1.  Hide glue shelf life is indefinite, as long as the crystals are kept dry.

2.  All hot pots are not all the same, even from the same manufacturer.  You will need to experiment with the temperature settings to find the closest setting to 145 degrees.  Also, the settings are usually not stable.  Leave the cooking thermometer in the solution to monitor and adjust for the temperature fluctuations.

3.  Hide glue can be kept heated for the entire day.  It can be stored overnight in a refrigerator and heated again the next day for further use.  Several days of heating and cooling can eventually weaken the glue holding properties.  Stored glue for future use can be kept for several weeks in the refrigerator.

4.  Hide glue does not become brittle or deteriorate with age.  Furniture made for the last several thousand years was put together with hide glues.  Evidence of this can be found in many of today’s museums.

5.  Hide glue is not waterproof.  It is water soluble.  Warm water or a simple mixture of water and vinegar will break down the glue hold.  This makes future repairs easy.
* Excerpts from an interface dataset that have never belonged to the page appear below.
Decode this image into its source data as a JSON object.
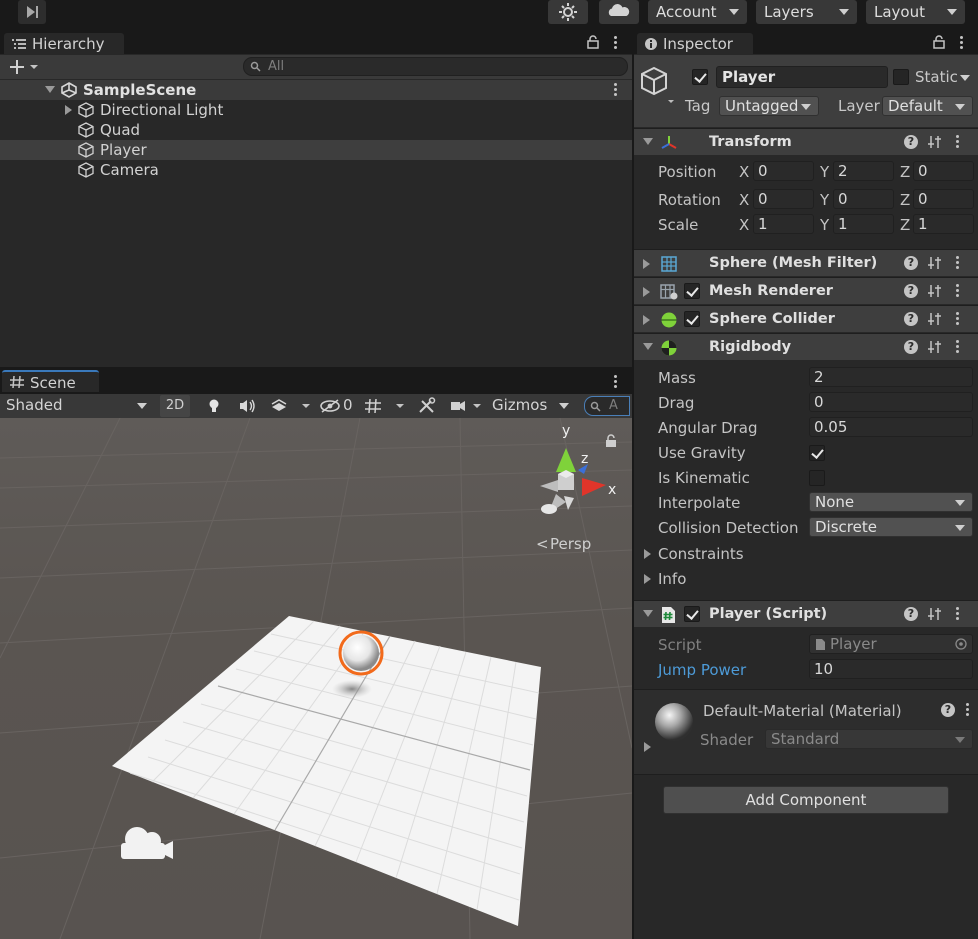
{
  "toolbar": {
    "account_label": "Account",
    "layers_label": "Layers",
    "layout_label": "Layout"
  },
  "hierarchy": {
    "tab_label": "Hierarchy",
    "search_placeholder": "All",
    "scene_name": "SampleScene",
    "items": [
      {
        "label": "Directional Light"
      },
      {
        "label": "Quad"
      },
      {
        "label": "Player"
      },
      {
        "label": "Camera"
      }
    ]
  },
  "scene": {
    "tab_label": "Scene",
    "shading_mode": "Shaded",
    "mode_2d": "2D",
    "hidden_count": "0",
    "gizmos_label": "Gizmos",
    "search_placeholder": "A",
    "gizmo_y": "y",
    "gizmo_z": "z",
    "gizmo_x": "x",
    "projection_label": "Persp"
  },
  "inspector": {
    "tab_label": "Inspector",
    "object_name": "Player",
    "static_label": "Static",
    "tag_label": "Tag",
    "tag_value": "Untagged",
    "layer_label": "Layer",
    "layer_value": "Default",
    "transform": {
      "title": "Transform",
      "position_label": "Position",
      "rotation_label": "Rotation",
      "scale_label": "Scale",
      "axis_x": "X",
      "axis_y": "Y",
      "axis_z": "Z",
      "position": {
        "x": "0",
        "y": "2",
        "z": "0"
      },
      "rotation": {
        "x": "0",
        "y": "0",
        "z": "0"
      },
      "scale": {
        "x": "1",
        "y": "1",
        "z": "1"
      }
    },
    "mesh_filter": {
      "title": "Sphere (Mesh Filter)"
    },
    "mesh_renderer": {
      "title": "Mesh Renderer"
    },
    "sphere_collider": {
      "title": "Sphere Collider"
    },
    "rigidbody": {
      "title": "Rigidbody",
      "mass_label": "Mass",
      "mass": "2",
      "drag_label": "Drag",
      "drag": "0",
      "angular_drag_label": "Angular Drag",
      "angular_drag": "0.05",
      "use_gravity_label": "Use Gravity",
      "is_kinematic_label": "Is Kinematic",
      "interpolate_label": "Interpolate",
      "interpolate": "None",
      "collision_label": "Collision Detection",
      "collision": "Discrete",
      "constraints_label": "Constraints",
      "info_label": "Info"
    },
    "player_script": {
      "title": "Player (Script)",
      "script_label": "Script",
      "script_value": "Player",
      "jump_power_label": "Jump Power",
      "jump_power": "10"
    },
    "material": {
      "title": "Default-Material (Material)",
      "shader_label": "Shader",
      "shader_value": "Standard"
    },
    "add_component_label": "Add Component"
  },
  "colors": {
    "accent_link": "#4d9bd8",
    "selection_outline": "#f26a1b",
    "panel_bg": "#282828",
    "header_bg": "#3e3e3e"
  }
}
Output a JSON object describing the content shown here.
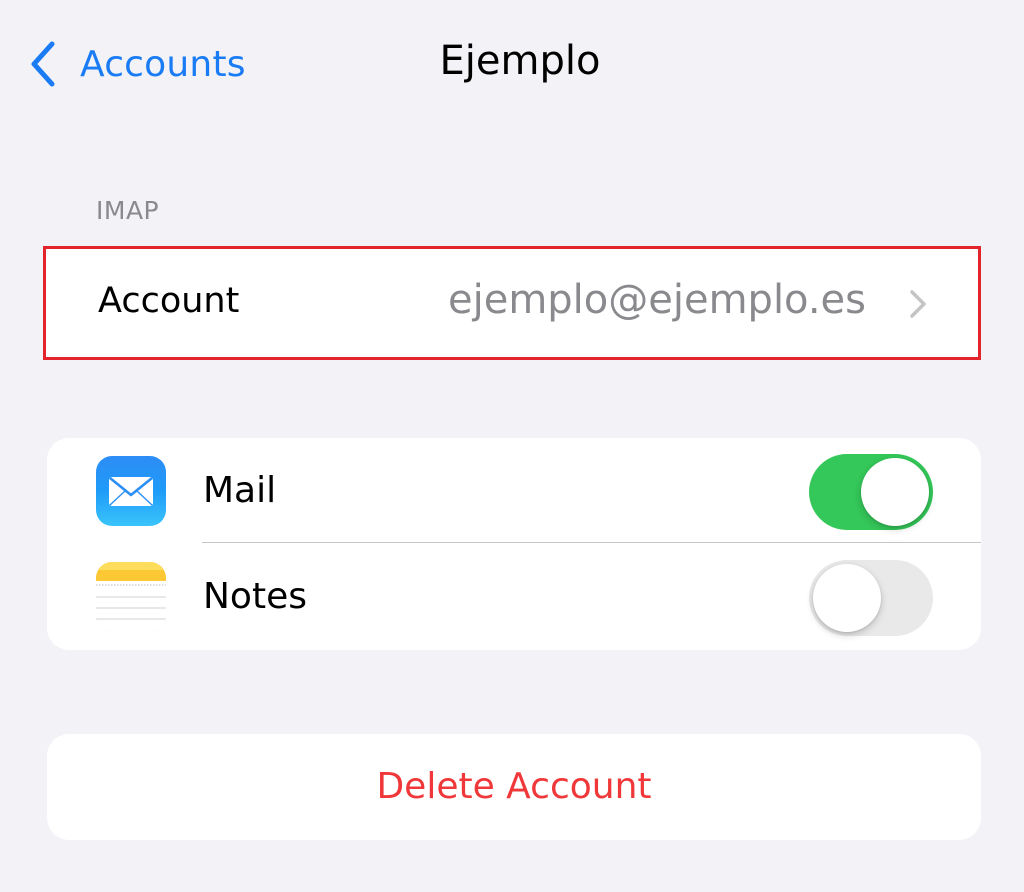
{
  "nav": {
    "back_label": "Accounts",
    "back_icon": "chevron-left-icon",
    "title": "Ejemplo"
  },
  "section": {
    "header": "IMAP"
  },
  "account": {
    "label": "Account",
    "value": "ejemplo@ejemplo.es",
    "chevron_icon": "chevron-right-icon",
    "highlight_color": "#e3242b"
  },
  "toggles": [
    {
      "label": "Mail",
      "icon": "mail-icon",
      "enabled": true
    },
    {
      "label": "Notes",
      "icon": "notes-icon",
      "enabled": false
    }
  ],
  "delete": {
    "label": "Delete Account",
    "color": "#f0383a"
  },
  "colors": {
    "accent": "#1a7cf4",
    "background": "#f2f2f7",
    "switch_on": "#34c759",
    "switch_off": "#e9e9ea",
    "secondary_text": "#8a8a8e"
  }
}
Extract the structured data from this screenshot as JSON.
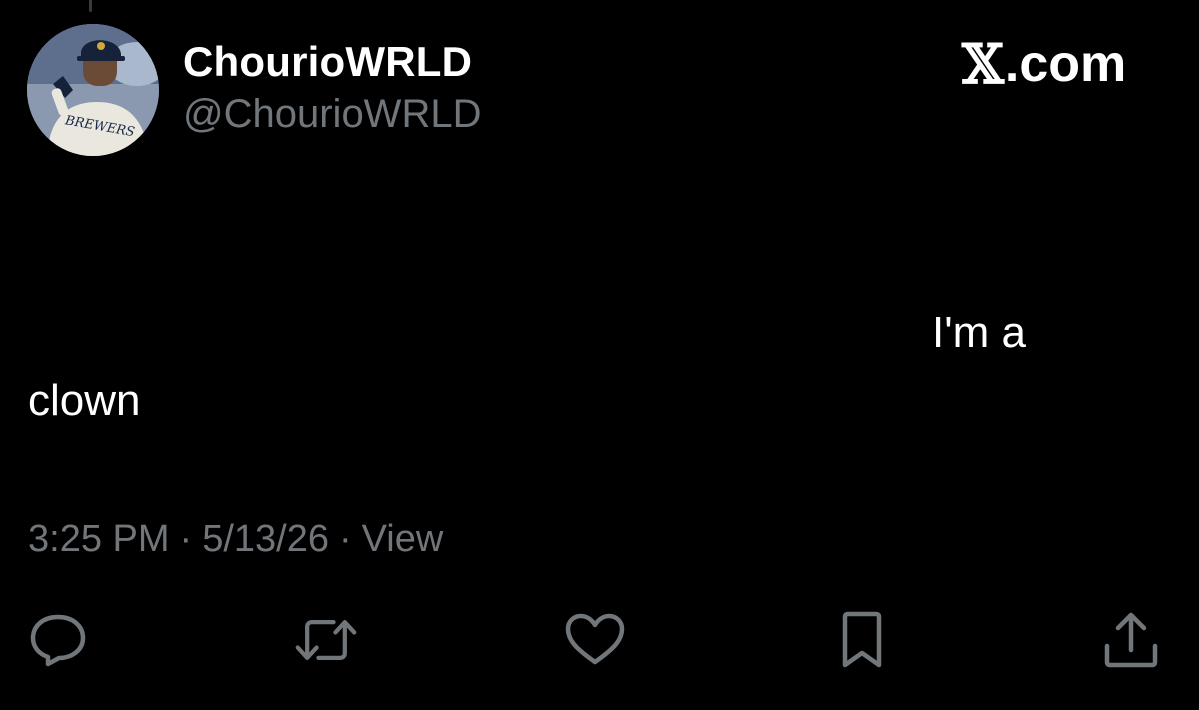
{
  "tweet": {
    "display_name": "ChourioWRLD",
    "handle": "@ChourioWRLD",
    "text_line1": "I'm a",
    "text_line2": "clown",
    "time": "3:25 PM",
    "date": "5/13/26",
    "views_label": "View",
    "separator": "·"
  },
  "brand": {
    "logo_glyph": "𝕏",
    "label": ".com"
  },
  "avatar": {
    "jersey_text": "BREWERS"
  },
  "actions": [
    {
      "name": "reply",
      "icon": "reply-icon"
    },
    {
      "name": "repost",
      "icon": "repost-icon"
    },
    {
      "name": "like",
      "icon": "heart-icon"
    },
    {
      "name": "bookmark",
      "icon": "bookmark-icon"
    },
    {
      "name": "share",
      "icon": "share-icon"
    }
  ],
  "colors": {
    "background": "#000000",
    "primary_text": "#ffffff",
    "secondary_text": "#71767b"
  }
}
6.  Old hide glue does not need to be remove before regluing.  The new hide glue will bond or reglue with the old hide glue to make a very strong bond. 

Antique Wood Furniture Repair: Remember - Safety First

Safety glasses and shields should be worn while working with all equipment, tools and chemical solutions.  Beware and be careful of moving or revolving parts.  Do not attempt to touch or handle work that is in motion on a piece of machinery.  To prevent injury, do not wear long or hanging jewelry, neck ties, long hair, chains, or ribbons while working any type of machinery. 

Our DVDs show real woodworking, restoration, repair, and conservation activities performed by a skill and experienced craftsman.  The techniques can be dangerous.  If you practice them, proceed carefully and at your own risk. 

With regards to chemicals and other finishing or restoration materials, you should be aware of 3 common dangers.  The dangers are explosion, fire and biological hazards.  Read the label of every product you used to become aware of the dangers and safety precautions.  Every chemical manufacturer publishes a material safety data sheet (MSDS) for their products.  These are available on request from all manufacturers.  They can also be found on many of the manufacture’s company web sites.  The MSDS for any product provides detailed information about the hazards, uses, safety and safety practices.  Use appropriate gloves when handling any chemical solutions.  Heed the manufacture’s warnings, safety precautions and guidelines.  Finally, it is up to you to determine what is safe.  Proceed at your own risk.

Work in well ventilated areas when working with wood, chemicals and cleaning solutions. Your work area should have good cross ventilation to provide a constant flow of fresh air.  If you are unsure, wear a NIOSH (National Institute for Occupational Safety and Health) approved, organic vapor respirator mask, gloves and protective glasses.